The lottery is a game in which numbers or symbols are drawn at random to win prizes. Many people play the lottery each week, contributing to a total of billions of dollars annually. The odds of winning are low, but for some, the lottery is their only chance at a better life. However, the lottery does not discriminate against race or economic status and anyone can win if they have the right strategy. It is important to know the odds of winning before playing.
Lotteries have a long history and are rooted in an ancient human impulse to chance. In fact, they are just one of a number of gambling activities that have evolved over the centuries, including games like dice, horse races and cockfighting. These games are designed to create an illusion of fairness, but they ultimately involve a form of cheating. They also suck the poor into a cycle of addiction that can lead to financial ruin and dehumanization.
In modern times, lottery systems have become a form of public policy used to raise money for things like education and subsidized housing. But the problem with lottery policy is that it is often shaped piecemeal by individual state officials and rarely takes into account the overall welfare of the citizenry.
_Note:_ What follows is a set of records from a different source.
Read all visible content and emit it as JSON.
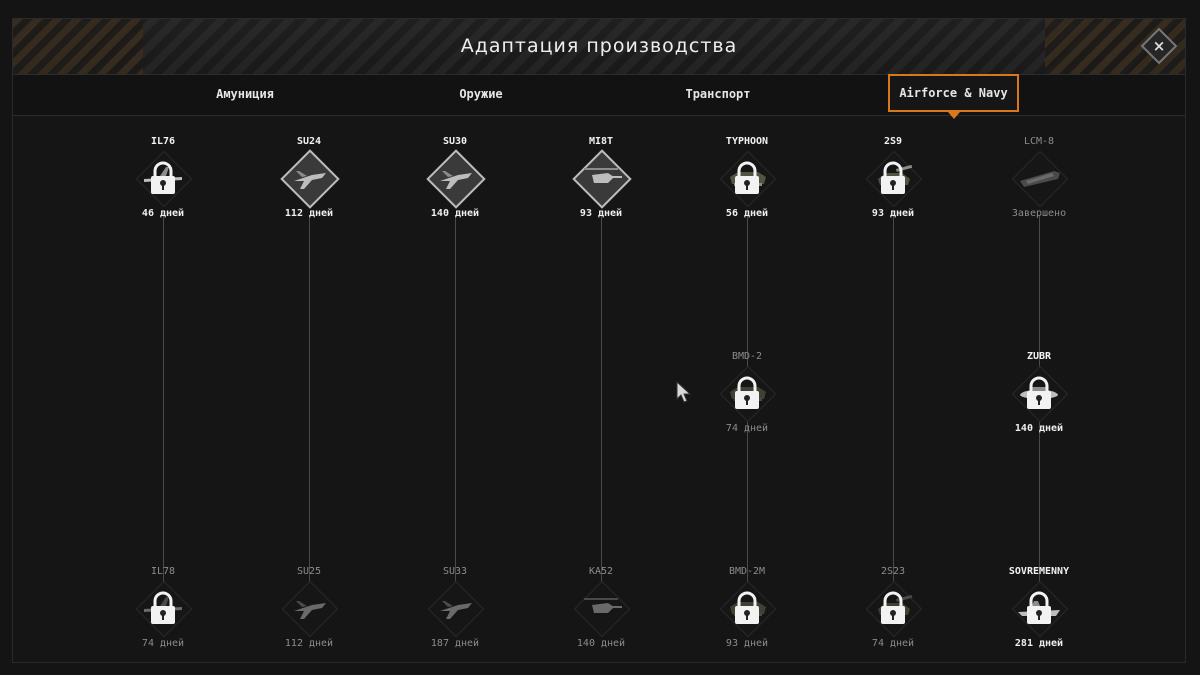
{
  "window": {
    "title": "Адаптация производства",
    "close_label": "×"
  },
  "tabs": [
    {
      "label": "Амуниция",
      "active": false
    },
    {
      "label": "Оружие",
      "active": false
    },
    {
      "label": "Транспорт",
      "active": false
    },
    {
      "label": "Airforce & Navy",
      "active": true
    }
  ],
  "colors": {
    "accent": "#d9771c",
    "text": "#efefef",
    "dim_text": "#8c8c8c",
    "background": "#151515"
  },
  "tree": {
    "columns": [
      {
        "nodes": [
          {
            "name": "IL76",
            "time": "46 дней",
            "state": "locked",
            "icon": "transport-plane-icon"
          },
          {
            "name": "IL78",
            "time": "74 дней",
            "state": "locked-dim",
            "icon": "transport-plane-icon"
          }
        ]
      },
      {
        "nodes": [
          {
            "name": "SU24",
            "time": "112 дней",
            "state": "unlocked",
            "icon": "jet-icon"
          },
          {
            "name": "SU25",
            "time": "112 дней",
            "state": "dim",
            "icon": "jet-icon"
          }
        ]
      },
      {
        "nodes": [
          {
            "name": "SU30",
            "time": "140 дней",
            "state": "unlocked",
            "icon": "jet-icon"
          },
          {
            "name": "SU33",
            "time": "187 дней",
            "state": "dim",
            "icon": "jet-icon"
          }
        ]
      },
      {
        "nodes": [
          {
            "name": "MI8T",
            "time": "93 дней",
            "state": "unlocked",
            "icon": "helicopter-icon"
          },
          {
            "name": "KA52",
            "time": "140 дней",
            "state": "dim",
            "icon": "helicopter-icon"
          }
        ]
      },
      {
        "nodes": [
          {
            "name": "TYPHOON",
            "time": "56 дней",
            "state": "locked",
            "icon": "armored-vehicle-icon"
          },
          {
            "name": "BMD-2",
            "time": "74 дней",
            "state": "locked-dim",
            "icon": "armored-vehicle-icon"
          },
          {
            "name": "BMD-2M",
            "time": "93 дней",
            "state": "locked-dim",
            "icon": "armored-vehicle-icon"
          }
        ]
      },
      {
        "nodes": [
          {
            "name": "2S9",
            "time": "93 дней",
            "state": "locked",
            "icon": "artillery-icon"
          },
          {
            "name": "2S23",
            "time": "74 дней",
            "state": "locked-dim",
            "icon": "artillery-icon"
          }
        ]
      },
      {
        "nodes": [
          {
            "name": "LCM-8",
            "time": "Завершено",
            "state": "dim",
            "icon": "landing-craft-icon"
          },
          {
            "name": "ZUBR",
            "time": "140 дней",
            "state": "locked",
            "icon": "hovercraft-icon"
          },
          {
            "name": "SOVREMENNY",
            "time": "281 дней",
            "state": "locked",
            "icon": "destroyer-icon"
          }
        ]
      }
    ]
  }
}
Moreover, lottery officials have developed extensive specific constituencies, including convenience store operators (who buy advertising space for lottery tickets); lottery suppliers (who contribute heavily to state political campaigns); teachers (since lotteries are sometimes earmarked for educational purposes); and state legislators (who quickly get accustomed to the extra revenue).
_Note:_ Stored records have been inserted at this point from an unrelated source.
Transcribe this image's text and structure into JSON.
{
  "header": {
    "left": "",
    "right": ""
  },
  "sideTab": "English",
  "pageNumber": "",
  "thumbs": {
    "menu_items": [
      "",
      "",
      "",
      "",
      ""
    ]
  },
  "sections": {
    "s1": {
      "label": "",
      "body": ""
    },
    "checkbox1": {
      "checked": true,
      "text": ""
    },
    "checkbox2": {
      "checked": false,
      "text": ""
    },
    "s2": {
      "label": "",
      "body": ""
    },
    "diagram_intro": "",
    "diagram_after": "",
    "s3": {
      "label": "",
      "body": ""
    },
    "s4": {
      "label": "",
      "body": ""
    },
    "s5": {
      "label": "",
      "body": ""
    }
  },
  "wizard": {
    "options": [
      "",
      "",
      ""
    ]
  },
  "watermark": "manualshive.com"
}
There are some basic elements common to all lotteries: a pool or collection of tickets or their counterfoils; a selection process to determine winners; and a prize distribution system. A pool of tickets or their counterfoils is thoroughly mixed by some mechanical means such as shaking or tossing, and then a random number or symbol is selected for each bet. The prize distribution system determines the total amount of the jackpot, as well as the amounts and frequencies of smaller prizes.
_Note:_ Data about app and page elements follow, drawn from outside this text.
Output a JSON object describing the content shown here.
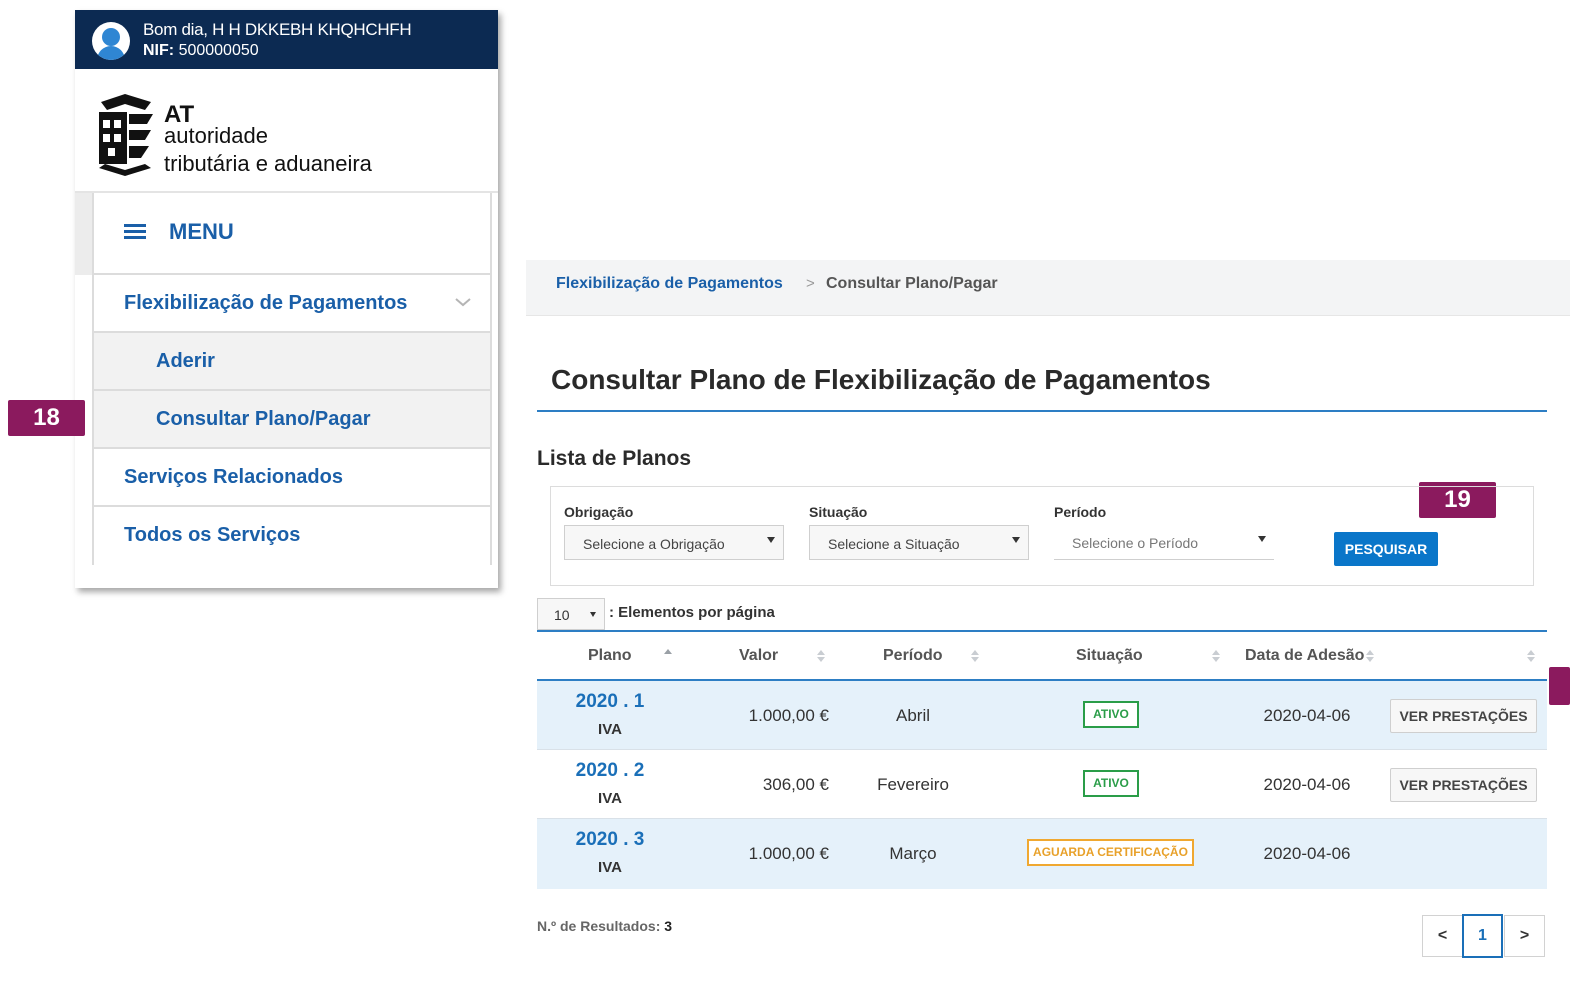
{
  "user": {
    "greeting": "Bom dia, H H DKKEBH KHQHCHFH",
    "nif_label": "NIF:",
    "nif_value": "500000050"
  },
  "logo": {
    "abbr": "AT",
    "line1": "autoridade",
    "line2": "tributária e aduaneira"
  },
  "menu": {
    "title": "MENU",
    "items": [
      {
        "label": "Flexibilização de Pagamentos"
      },
      {
        "label": "Aderir"
      },
      {
        "label": "Consultar Plano/Pagar"
      },
      {
        "label": "Serviços Relacionados"
      },
      {
        "label": "Todos os Serviços"
      }
    ]
  },
  "tags": {
    "t18": "18",
    "t19": "19"
  },
  "breadcrumb": {
    "parent": "Flexibilização de Pagamentos",
    "separator": ">",
    "current": "Consultar Plano/Pagar"
  },
  "page": {
    "title": "Consultar Plano de Flexibilização de Pagamentos",
    "list_title": "Lista de Planos"
  },
  "filters": {
    "obrigacao_label": "Obrigação",
    "obrigacao_value": "Selecione a Obrigação",
    "situacao_label": "Situação",
    "situacao_value": "Selecione a Situação",
    "periodo_label": "Período",
    "periodo_value": "Selecione o Período",
    "search_button": "PESQUISAR"
  },
  "pagination": {
    "per_page_value": "10",
    "per_page_label": ": Elementos por página",
    "results_label": "N.º de Resultados:",
    "results_count": "3",
    "prev": "<",
    "current": "1",
    "next": ">"
  },
  "table": {
    "columns": [
      "Plano",
      "Valor",
      "Período",
      "Situação",
      "Data de Adesão"
    ],
    "rows": [
      {
        "plano": "2020 . 1",
        "imposto": "IVA",
        "valor": "1.000,00 €",
        "periodo": "Abril",
        "situacao": "ATIVO",
        "data": "2020-04-06",
        "acao": "VER PRESTAÇÕES"
      },
      {
        "plano": "2020 . 2",
        "imposto": "IVA",
        "valor": "306,00 €",
        "periodo": "Fevereiro",
        "situacao": "ATIVO",
        "data": "2020-04-06",
        "acao": "VER PRESTAÇÕES"
      },
      {
        "plano": "2020 . 3",
        "imposto": "IVA",
        "valor": "1.000,00 €",
        "periodo": "Março",
        "situacao": "AGUARDA CERTIFICAÇÃO",
        "data": "2020-04-06",
        "acao": ""
      }
    ]
  },
  "colors": {
    "header_navy": "#0c2a52",
    "link_blue": "#1a5fa8",
    "primary_button": "#0a76c9",
    "tag_purple": "#8b1a5e",
    "status_active": "#2a9d48",
    "status_pending": "#f0a830"
  },
  "icons": [
    "user-avatar-icon",
    "at-logo-icon",
    "menu-hamburger-icon",
    "chevron-down-icon",
    "dropdown-arrow-icon",
    "sort-icon"
  ]
}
Some bettors are attracted to lotteries that offer very large prizes, but others want a variety of smaller prizes to increase their chances of winning. In some cultures, bettors even demand a chance to participate in rollover drawings that can increase the size of the jackpot or number of prizes available.
The best way to improve your chances of winning is to choose unique or uncommon numbers. Also, avoid numbers that have sentimental value to you, such as birthdays or anniversaries. You can also improve your odds by purchasing more tickets, but you should never spend more than you can afford to lose. In addition, you should avoid choosing numbers that are too close together, as other players may have the same strategy. By following these simple tips, you can make the most of your lottery experience. And remember, your chances of winning are still 1 in 292 million!